# [Exercise]
Retype each line of the listing below, word for word.

── Material for the task

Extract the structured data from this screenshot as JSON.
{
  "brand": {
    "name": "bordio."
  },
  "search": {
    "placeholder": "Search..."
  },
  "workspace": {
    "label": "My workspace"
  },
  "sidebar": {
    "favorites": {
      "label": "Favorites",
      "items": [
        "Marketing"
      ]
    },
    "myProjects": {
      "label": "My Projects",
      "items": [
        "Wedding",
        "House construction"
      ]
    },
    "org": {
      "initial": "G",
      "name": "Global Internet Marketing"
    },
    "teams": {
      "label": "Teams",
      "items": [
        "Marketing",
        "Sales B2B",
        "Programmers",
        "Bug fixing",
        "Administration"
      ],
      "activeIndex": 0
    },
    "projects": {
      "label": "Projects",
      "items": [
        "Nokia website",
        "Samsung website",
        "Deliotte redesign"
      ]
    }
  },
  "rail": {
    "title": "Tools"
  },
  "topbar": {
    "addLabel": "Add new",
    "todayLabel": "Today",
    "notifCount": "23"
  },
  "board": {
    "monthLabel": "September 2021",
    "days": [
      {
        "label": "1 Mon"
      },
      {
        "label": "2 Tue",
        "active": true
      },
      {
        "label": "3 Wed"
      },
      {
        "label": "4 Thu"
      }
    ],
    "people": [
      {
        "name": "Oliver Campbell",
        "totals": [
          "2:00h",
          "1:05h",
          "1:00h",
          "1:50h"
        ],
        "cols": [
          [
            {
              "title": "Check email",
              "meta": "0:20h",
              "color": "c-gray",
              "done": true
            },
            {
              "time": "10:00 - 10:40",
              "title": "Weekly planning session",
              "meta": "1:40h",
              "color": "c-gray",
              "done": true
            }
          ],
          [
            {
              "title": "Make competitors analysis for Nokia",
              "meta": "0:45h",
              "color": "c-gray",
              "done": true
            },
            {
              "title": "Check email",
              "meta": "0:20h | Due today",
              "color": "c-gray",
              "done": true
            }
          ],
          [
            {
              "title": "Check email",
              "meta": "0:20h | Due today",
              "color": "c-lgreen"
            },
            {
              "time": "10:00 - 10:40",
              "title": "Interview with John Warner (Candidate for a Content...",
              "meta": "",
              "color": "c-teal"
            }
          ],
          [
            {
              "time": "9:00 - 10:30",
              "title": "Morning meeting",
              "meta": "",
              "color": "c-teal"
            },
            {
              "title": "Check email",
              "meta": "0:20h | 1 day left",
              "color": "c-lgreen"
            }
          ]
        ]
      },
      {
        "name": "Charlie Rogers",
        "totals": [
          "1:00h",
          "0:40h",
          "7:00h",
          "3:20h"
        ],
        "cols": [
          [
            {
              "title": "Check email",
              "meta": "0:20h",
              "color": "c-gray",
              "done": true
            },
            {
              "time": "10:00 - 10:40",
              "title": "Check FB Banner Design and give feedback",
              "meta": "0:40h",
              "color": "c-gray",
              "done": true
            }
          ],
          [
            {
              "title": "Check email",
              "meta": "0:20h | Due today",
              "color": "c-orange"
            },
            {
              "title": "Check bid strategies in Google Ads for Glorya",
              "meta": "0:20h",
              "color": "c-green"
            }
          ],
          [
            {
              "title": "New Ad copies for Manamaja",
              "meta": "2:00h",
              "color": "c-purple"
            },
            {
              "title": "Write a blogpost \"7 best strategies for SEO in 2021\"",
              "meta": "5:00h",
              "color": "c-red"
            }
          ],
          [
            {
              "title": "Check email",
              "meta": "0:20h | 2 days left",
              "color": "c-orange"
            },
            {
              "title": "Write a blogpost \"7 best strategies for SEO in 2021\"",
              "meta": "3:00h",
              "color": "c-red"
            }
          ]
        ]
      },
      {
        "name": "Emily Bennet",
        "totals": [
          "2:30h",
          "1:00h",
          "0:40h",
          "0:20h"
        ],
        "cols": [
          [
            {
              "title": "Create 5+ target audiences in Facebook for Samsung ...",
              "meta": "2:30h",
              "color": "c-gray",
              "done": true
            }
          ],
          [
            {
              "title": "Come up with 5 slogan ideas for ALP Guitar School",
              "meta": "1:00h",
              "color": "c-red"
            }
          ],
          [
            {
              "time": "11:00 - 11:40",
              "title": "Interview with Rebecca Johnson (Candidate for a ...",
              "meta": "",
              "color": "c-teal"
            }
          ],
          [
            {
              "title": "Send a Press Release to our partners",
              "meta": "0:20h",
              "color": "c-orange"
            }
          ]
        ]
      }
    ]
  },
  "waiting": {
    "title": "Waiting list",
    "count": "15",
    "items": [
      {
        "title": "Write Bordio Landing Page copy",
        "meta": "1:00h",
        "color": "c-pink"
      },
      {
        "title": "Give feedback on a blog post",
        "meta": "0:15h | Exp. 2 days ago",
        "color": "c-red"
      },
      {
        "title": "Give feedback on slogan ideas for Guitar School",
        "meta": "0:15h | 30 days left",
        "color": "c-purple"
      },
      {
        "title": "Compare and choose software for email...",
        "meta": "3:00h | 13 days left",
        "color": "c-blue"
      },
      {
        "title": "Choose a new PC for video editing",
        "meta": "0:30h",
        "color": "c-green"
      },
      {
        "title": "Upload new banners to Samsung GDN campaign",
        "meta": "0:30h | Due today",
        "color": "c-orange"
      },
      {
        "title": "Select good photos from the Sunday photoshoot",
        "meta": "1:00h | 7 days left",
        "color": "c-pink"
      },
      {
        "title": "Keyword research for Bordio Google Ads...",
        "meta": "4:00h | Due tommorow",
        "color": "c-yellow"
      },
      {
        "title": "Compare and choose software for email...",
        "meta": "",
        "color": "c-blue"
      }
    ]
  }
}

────

# [Completed exercise]
Extract the structured data from this screenshot as JSON.
{
  "brand": {
    "name": "bordio."
  },
  "search": {
    "placeholder": "Search..."
  },
  "workspace": {
    "label": "My workspace"
  },
  "sidebar": {
    "favorites": {
      "label": "Favorites",
      "items": [
        "Marketing"
      ]
    },
    "myProjects": {
      "label": "My Projects",
      "items": [
        "Wedding",
        "House construction"
      ]
    },
    "org": {
      "initial": "G",
      "name": "Global Internet Marketing"
    },
    "teams": {
      "label": "Teams",
      "items": [
        "Marketing",
        "Sales B2B",
        "Programmers",
        "Bug fixing",
        "Administration"
      ],
      "activeIndex": 0
    },
    "projects": {
      "label": "Projects",
      "items": [
        "Nokia website",
        "Samsung website",
        "Deliotte redesign"
      ]
    }
  },
  "rail": {
    "title": "Tools"
  },
  "topbar": {
    "addLabel": "Add new",
    "todayLabel": "Today",
    "notifCount": "23"
  },
  "board": {
    "monthLabel": "September 2021",
    "days": [
      {
        "label": "1 Mon"
      },
      {
        "label": "2 Tue",
        "active": true
      },
      {
        "label": "3 Wed"
      },
      {
        "label": "4 Thu"
      }
    ],
    "people": [
      {
        "name": "Oliver Campbell",
        "totals": [
          "2:00h",
          "1:05h",
          "1:00h",
          "1:50h"
        ],
        "cols": [
          [
            {
              "title": "Check email",
              "meta": "0:20h",
              "color": "c-gray",
              "done": true
            },
            {
              "time": "10:00 - 10:40",
              "title": "Weekly planning session",
              "meta": "1:40h",
              "color": "c-gray",
              "done": true
            }
          ],
          [
            {
              "title": "Make competitors analysis for Nokia",
              "meta": "0:45h",
              "color": "c-gray",
              "done": true
            },
            {
              "title": "Check email",
              "meta": "0:20h | Due today",
              "color": "c-gray",
              "done": true
            }
          ],
          [
            {
              "title": "Check email",
              "meta": "0:20h | Due today",
              "color": "c-lgreen"
            },
            {
              "time": "10:00 - 10:40",
              "title": "Interview with John Warner (Candidate for a Content...",
              "meta": "",
              "color": "c-teal"
            }
          ],
          [
            {
              "time": "9:00 - 10:30",
              "title": "Morning meeting",
              "meta": "",
              "color": "c-teal"
            },
            {
              "title": "Check email",
              "meta": "0:20h | 1 day left",
              "color": "c-lgreen"
            }
          ]
        ]
      },
      {
        "name": "Charlie Rogers",
        "totals": [
          "1:00h",
          "0:40h",
          "7:00h",
          "3:20h"
        ],
        "cols": [
          [
            {
              "title": "Check email",
              "meta": "0:20h",
              "color": "c-gray",
              "done": true
            },
            {
              "time": "10:00 - 10:40",
              "title": "Check FB Banner Design and give feedback",
              "meta": "0:40h",
              "color": "c-gray",
              "done": true
            }
          ],
          [
            {
              "title": "Check email",
              "meta": "0:20h | Due today",
              "color": "c-orange"
            },
            {
              "title": "Check bid strategies in Google Ads for Glorya",
              "meta": "0:20h",
              "color": "c-green"
            }
          ],
          [
            {
              "title": "New Ad copies for Manamaja",
              "meta": "2:00h",
              "color": "c-purple"
            },
            {
              "title": "Write a blogpost \"7 best strategies for SEO in 2021\"",
              "meta": "5:00h",
              "color": "c-red"
            }
          ],
          [
            {
              "title": "Check email",
              "meta": "0:20h | 2 days left",
              "color": "c-orange"
            },
            {
              "title": "Write a blogpost \"7 best strategies for SEO in 2021\"",
              "meta": "3:00h",
              "color": "c-red"
            }
          ]
        ]
      },
      {
        "name": "Emily Bennet",
        "totals": [
          "2:30h",
          "1:00h",
          "0:40h",
          "0:20h"
        ],
        "cols": [
          [
            {
              "title": "Create 5+ target audiences in Facebook for Samsung ...",
              "meta": "2:30h",
              "color": "c-gray",
              "done": true
            }
          ],
          [
            {
              "title": "Come up with 5 slogan ideas for ALP Guitar School",
              "meta": "1:00h",
              "color": "c-red"
            }
          ],
          [
            {
              "time": "11:00 - 11:40",
              "title": "Interview with Rebecca Johnson (Candidate for a ...",
              "meta": "",
              "color": "c-teal"
            }
          ],
          [
            {
              "title": "Send a Press Release to our partners",
              "meta": "0:20h",
              "color": "c-orange"
            }
          ]
        ]
      }
    ]
  },
  "waiting": {
    "title": "Waiting list",
    "count": "15",
    "items": [
      {
        "title": "Write Bordio Landing Page copy",
        "meta": "1:00h",
        "color": "c-pink"
      },
      {
        "title": "Give feedback on a blog post",
        "meta": "0:15h | Exp. 2 days ago",
        "color": "c-red"
      },
      {
        "title": "Give feedback on slogan ideas for Guitar School",
        "meta": "0:15h | 30 days left",
        "color": "c-purple"
      },
      {
        "title": "Compare and choose software for email...",
        "meta": "3:00h | 13 days left",
        "color": "c-blue"
      },
      {
        "title": "Choose a new PC for video editing",
        "meta": "0:30h",
        "color": "c-green"
      },
      {
        "title": "Upload new banners to Samsung GDN campaign",
        "meta": "0:30h | Due today",
        "color": "c-orange"
      },
      {
        "title": "Select good photos from the Sunday photoshoot",
        "meta": "1:00h | 7 days left",
        "color": "c-pink"
      },
      {
        "title": "Keyword research for Bordio Google Ads...",
        "meta": "4:00h | Due tommorow",
        "color": "c-yellow"
      },
      {
        "title": "Compare and choose software for email...",
        "meta": "",
        "color": "c-blue"
      }
    ]
  }
}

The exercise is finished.